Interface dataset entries

****************************************

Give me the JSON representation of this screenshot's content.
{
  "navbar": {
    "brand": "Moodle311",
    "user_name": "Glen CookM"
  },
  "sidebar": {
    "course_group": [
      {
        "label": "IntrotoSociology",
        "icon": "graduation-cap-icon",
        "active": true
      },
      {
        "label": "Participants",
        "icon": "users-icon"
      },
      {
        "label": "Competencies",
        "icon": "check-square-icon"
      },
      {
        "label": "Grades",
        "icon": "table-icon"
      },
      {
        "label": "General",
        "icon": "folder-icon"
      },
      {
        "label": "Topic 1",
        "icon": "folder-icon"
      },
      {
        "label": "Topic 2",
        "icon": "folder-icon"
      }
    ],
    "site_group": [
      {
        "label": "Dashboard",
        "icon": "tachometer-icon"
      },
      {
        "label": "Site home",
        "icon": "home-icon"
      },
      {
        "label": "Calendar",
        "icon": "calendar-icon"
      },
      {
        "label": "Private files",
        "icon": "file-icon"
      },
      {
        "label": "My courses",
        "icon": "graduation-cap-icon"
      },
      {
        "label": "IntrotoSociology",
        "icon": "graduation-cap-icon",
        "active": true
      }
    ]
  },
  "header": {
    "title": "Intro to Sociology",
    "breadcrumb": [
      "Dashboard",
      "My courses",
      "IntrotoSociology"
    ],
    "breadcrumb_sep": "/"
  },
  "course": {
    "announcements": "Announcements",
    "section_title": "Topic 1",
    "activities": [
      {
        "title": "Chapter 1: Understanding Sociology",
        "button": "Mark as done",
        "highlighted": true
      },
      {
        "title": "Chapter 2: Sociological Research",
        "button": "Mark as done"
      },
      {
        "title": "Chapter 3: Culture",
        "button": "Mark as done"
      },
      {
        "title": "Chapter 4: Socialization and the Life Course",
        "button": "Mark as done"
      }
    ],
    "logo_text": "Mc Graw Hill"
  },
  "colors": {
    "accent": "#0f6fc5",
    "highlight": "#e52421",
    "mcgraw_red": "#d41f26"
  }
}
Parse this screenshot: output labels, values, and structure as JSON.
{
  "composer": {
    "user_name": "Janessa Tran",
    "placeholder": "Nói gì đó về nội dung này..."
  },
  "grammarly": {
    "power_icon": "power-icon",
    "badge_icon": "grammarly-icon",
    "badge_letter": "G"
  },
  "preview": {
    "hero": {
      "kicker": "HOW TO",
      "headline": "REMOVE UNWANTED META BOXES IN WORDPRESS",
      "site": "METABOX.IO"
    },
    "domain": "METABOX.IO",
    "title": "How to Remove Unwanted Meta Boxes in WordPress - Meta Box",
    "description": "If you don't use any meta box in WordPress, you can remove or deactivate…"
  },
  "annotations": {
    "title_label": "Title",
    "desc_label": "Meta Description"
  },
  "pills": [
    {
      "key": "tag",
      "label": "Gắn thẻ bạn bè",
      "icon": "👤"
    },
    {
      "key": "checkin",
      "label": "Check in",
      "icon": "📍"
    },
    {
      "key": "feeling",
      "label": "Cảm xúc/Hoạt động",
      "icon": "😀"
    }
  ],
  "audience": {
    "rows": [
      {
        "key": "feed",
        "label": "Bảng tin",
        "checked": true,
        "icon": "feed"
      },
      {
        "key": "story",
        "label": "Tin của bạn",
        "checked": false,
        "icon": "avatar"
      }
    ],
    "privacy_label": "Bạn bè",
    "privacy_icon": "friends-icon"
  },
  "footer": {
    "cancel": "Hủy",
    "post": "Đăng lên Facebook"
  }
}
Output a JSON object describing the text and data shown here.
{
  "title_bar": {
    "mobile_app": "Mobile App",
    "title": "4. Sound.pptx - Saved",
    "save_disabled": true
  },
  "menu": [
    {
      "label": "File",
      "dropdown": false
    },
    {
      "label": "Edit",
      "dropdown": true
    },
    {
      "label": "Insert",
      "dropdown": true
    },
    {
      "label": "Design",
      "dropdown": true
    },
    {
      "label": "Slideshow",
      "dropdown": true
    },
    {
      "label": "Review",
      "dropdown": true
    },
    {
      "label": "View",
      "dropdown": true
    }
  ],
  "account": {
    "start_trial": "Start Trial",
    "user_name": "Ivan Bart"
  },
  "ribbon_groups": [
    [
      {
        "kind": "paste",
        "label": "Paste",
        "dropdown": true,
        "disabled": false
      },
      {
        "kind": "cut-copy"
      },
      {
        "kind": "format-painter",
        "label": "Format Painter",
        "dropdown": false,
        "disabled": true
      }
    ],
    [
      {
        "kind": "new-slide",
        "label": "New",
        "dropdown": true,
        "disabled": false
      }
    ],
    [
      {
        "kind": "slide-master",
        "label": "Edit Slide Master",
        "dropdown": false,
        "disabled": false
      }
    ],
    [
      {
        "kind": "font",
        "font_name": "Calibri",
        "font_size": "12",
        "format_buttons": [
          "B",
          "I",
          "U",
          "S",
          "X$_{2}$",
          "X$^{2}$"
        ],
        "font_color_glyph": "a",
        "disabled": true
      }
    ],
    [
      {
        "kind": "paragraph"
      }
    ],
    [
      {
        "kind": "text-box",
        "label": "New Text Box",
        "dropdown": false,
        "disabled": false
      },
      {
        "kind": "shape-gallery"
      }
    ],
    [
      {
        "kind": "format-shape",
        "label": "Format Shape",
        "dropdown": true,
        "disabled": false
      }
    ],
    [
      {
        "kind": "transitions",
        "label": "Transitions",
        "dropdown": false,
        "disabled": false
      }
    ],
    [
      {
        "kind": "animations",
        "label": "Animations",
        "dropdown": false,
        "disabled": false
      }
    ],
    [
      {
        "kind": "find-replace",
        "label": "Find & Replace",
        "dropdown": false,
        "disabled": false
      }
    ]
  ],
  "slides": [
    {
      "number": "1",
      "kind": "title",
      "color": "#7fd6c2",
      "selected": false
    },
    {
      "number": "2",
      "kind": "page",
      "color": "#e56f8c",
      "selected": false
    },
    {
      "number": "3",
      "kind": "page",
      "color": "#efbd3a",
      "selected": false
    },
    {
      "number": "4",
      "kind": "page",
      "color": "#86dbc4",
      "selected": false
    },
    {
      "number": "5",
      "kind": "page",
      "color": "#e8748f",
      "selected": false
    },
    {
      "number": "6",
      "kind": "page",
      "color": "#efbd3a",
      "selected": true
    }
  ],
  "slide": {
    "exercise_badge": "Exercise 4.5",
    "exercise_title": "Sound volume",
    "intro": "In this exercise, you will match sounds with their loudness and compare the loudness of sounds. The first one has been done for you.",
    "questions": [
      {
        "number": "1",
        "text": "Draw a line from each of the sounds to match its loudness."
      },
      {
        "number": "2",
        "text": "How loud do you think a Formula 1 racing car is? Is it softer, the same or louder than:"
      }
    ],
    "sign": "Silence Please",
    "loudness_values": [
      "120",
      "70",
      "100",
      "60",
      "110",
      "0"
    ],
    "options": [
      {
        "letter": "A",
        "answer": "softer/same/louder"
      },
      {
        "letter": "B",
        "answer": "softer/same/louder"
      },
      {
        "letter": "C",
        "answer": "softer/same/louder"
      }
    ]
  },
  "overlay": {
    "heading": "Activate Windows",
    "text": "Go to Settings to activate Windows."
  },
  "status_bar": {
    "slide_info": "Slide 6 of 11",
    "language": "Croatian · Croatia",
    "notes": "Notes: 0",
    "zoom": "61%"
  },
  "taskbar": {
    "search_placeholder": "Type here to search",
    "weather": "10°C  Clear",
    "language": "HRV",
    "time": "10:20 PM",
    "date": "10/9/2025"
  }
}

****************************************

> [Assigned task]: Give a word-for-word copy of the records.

> [Reply]:
Give me the JSON representation of this screenshot's content.
{
  "navbar": {
    "brand": "Moodle311",
    "user_name": "Glen CookM"
  },
  "sidebar": {
    "course_group": [
      {
        "label": "IntrotoSociology",
        "icon": "graduation-cap-icon",
        "active": true
      },
      {
        "label": "Participants",
        "icon": "users-icon"
      },
      {
        "label": "Competencies",
        "icon": "check-square-icon"
      },
      {
        "label": "Grades",
        "icon": "table-icon"
      },
      {
        "label": "General",
        "icon": "folder-icon"
      },
      {
        "label": "Topic 1",
        "icon": "folder-icon"
      },
      {
        "label": "Topic 2",
        "icon": "folder-icon"
      }
    ],
    "site_group": [
      {
        "label": "Dashboard",
        "icon": "tachometer-icon"
      },
      {
        "label": "Site home",
        "icon": "home-icon"
      },
      {
        "label": "Calendar",
        "icon": "calendar-icon"
      },
      {
        "label": "Private files",
        "icon": "file-icon"
      },
      {
        "label": "My courses",
        "icon": "graduation-cap-icon"
      },
      {
        "label": "IntrotoSociology",
        "icon": "graduation-cap-icon",
        "active": true
      }
    ]
  },
  "header": {
    "title": "Intro to Sociology",
    "breadcrumb": [
      "Dashboard",
      "My courses",
      "IntrotoSociology"
    ],
    "breadcrumb_sep": "/"
  },
  "course": {
    "announcements": "Announcements",
    "section_title": "Topic 1",
    "activities": [
      {
        "title": "Chapter 1: Understanding Sociology",
        "button": "Mark as done",
        "highlighted": true
      },
      {
        "title": "Chapter 2: Sociological Research",
        "button": "Mark as done"
      },
      {
        "title": "Chapter 3: Culture",
        "button": "Mark as done"
      },
      {
        "title": "Chapter 4: Socialization and the Life Course",
        "button": "Mark as done"
      }
    ],
    "logo_text": "Mc Graw Hill"
  },
  "colors": {
    "accent": "#0f6fc5",
    "highlight": "#e52421",
    "mcgraw_red": "#d41f26"
  }
}
Parse this screenshot: output labels, values, and structure as JSON.
{
  "composer": {
    "user_name": "Janessa Tran",
    "placeholder": "Nói gì đó về nội dung này..."
  },
  "grammarly": {
    "power_icon": "power-icon",
    "badge_icon": "grammarly-icon",
    "badge_letter": "G"
  },
  "preview": {
    "hero": {
      "kicker": "HOW TO",
      "headline": "REMOVE UNWANTED META BOXES IN WORDPRESS",
      "site": "METABOX.IO"
    },
    "domain": "METABOX.IO",
    "title": "How to Remove Unwanted Meta Boxes in WordPress - Meta Box",
    "description": "If you don't use any meta box in WordPress, you can remove or deactivate…"
  },
  "annotations": {
    "title_label": "Title",
    "desc_label": "Meta Description"
  },
  "pills": [
    {
      "key": "tag",
      "label": "Gắn thẻ bạn bè",
      "icon": "👤"
    },
    {
      "key": "checkin",
      "label": "Check in",
      "icon": "📍"
    },
    {
      "key": "feeling",
      "label": "Cảm xúc/Hoạt động",
      "icon": "😀"
    }
  ],
  "audience": {
    "rows": [
      {
        "key": "feed",
        "label": "Bảng tin",
        "checked": true,
        "icon": "feed"
      },
      {
        "key": "story",
        "label": "Tin của bạn",
        "checked": false,
        "icon": "avatar"
      }
    ],
    "privacy_label": "Bạn bè",
    "privacy_icon": "friends-icon"
  },
  "footer": {
    "cancel": "Hủy",
    "post": "Đăng lên Facebook"
  }
}
Output a JSON object describing the text and data shown here.
{
  "title_bar": {
    "mobile_app": "Mobile App",
    "title": "4. Sound.pptx - Saved",
    "save_disabled": true
  },
  "menu": [
    {
      "label": "File",
      "dropdown": false
    },
    {
      "label": "Edit",
      "dropdown": true
    },
    {
      "label": "Insert",
      "dropdown": true
    },
    {
      "label": "Design",
      "dropdown": true
    },
    {
      "label": "Slideshow",
      "dropdown": true
    },
    {
      "label": "Review",
      "dropdown": true
    },
    {
      "label": "View",
      "dropdown": true
    }
  ],
  "account": {
    "start_trial": "Start Trial",
    "user_name": "Ivan Bart"
  },
  "ribbon_groups": [
    [
      {
        "kind": "paste",
        "label": "Paste",
        "dropdown": true,
        "disabled": false
      },
      {
        "kind": "cut-copy"
      },
      {
        "kind": "format-painter",
        "label": "Format Painter",
        "dropdown": false,
        "disabled": true
      }
    ],
    [
      {
        "kind": "new-slide",
        "label": "New",
        "dropdown": true,
        "disabled": false
      }
    ],
    [
      {
        "kind": "slide-master",
        "label": "Edit Slide Master",
        "dropdown": false,
        "disabled": false
      }
    ],
    [
      {
        "kind": "font",
        "font_name": "Calibri",
        "font_size": "12",
        "format_buttons": [
          "B",
          "I",
          "U",
          "S",
          "X$_{2}$",
          "X$^{2}$"
        ],
        "font_color_glyph": "a",
        "disabled": true
      }
    ],
    [
      {
        "kind": "paragraph"
      }
    ],
    [
      {
        "kind": "text-box",
        "label": "New Text Box",
        "dropdown": false,
        "disabled": false
      },
      {
        "kind": "shape-gallery"
      }
    ],
    [
      {
        "kind": "format-shape",
        "label": "Format Shape",
        "dropdown": true,
        "disabled": false
      }
    ],
    [
      {
        "kind": "transitions",
        "label": "Transitions",
        "dropdown": false,
        "disabled": false
      }
    ],
    [
      {
        "kind": "animations",
        "label": "Animations",
        "dropdown": false,
        "disabled": false
      }
    ],
    [
      {
        "kind": "find-replace",
        "label": "Find & Replace",
        "dropdown": false,
        "disabled": false
      }
    ]
  ],
  "slides": [
    {
      "number": "1",
      "kind": "title",
      "color": "#7fd6c2",
      "selected": false
    },
    {
      "number": "2",
      "kind": "page",
      "color": "#e56f8c",
      "selected": false
    },
    {
      "number": "3",
      "kind": "page",
      "color": "#efbd3a",
      "selected": false
    },
    {
      "number": "4",
      "kind": "page",
      "color": "#86dbc4",
      "selected": false
    },
    {
      "number": "5",
      "kind": "page",
      "color": "#e8748f",
      "selected": false
    },
    {
      "number": "6",
      "kind": "page",
      "color": "#efbd3a",
      "selected": true
    }
  ],
  "slide": {
    "exercise_badge": "Exercise 4.5",
    "exercise_title": "Sound volume",
    "intro": "In this exercise, you will match sounds with their loudness and compare the loudness of sounds. The first one has been done for you.",
    "questions": [
      {
        "number": "1",
        "text": "Draw a line from each of the sounds to match its loudness."
      },
      {
        "number": "2",
        "text": "How loud do you think a Formula 1 racing car is? Is it softer, the same or louder than:"
      }
    ],
    "sign": "Silence Please",
    "loudness_values": [
      "120",
      "70",
      "100",
      "60",
      "110",
      "0"
    ],
    "options": [
      {
        "letter": "A",
        "answer": "softer/same/louder"
      },
      {
        "letter": "B",
        "answer": "softer/same/louder"
      },
      {
        "letter": "C",
        "answer": "softer/same/louder"
      }
    ]
  },
  "overlay": {
    "heading": "Activate Windows",
    "text": "Go to Settings to activate Windows."
  },
  "status_bar": {
    "slide_info": "Slide 6 of 11",
    "language": "Croatian · Croatia",
    "notes": "Notes: 0",
    "zoom": "61%"
  },
  "taskbar": {
    "search_placeholder": "Type here to search",
    "weather": "10°C  Clear",
    "language": "HRV",
    "time": "10:20 PM",
    "date": "10/9/2025"
  }
}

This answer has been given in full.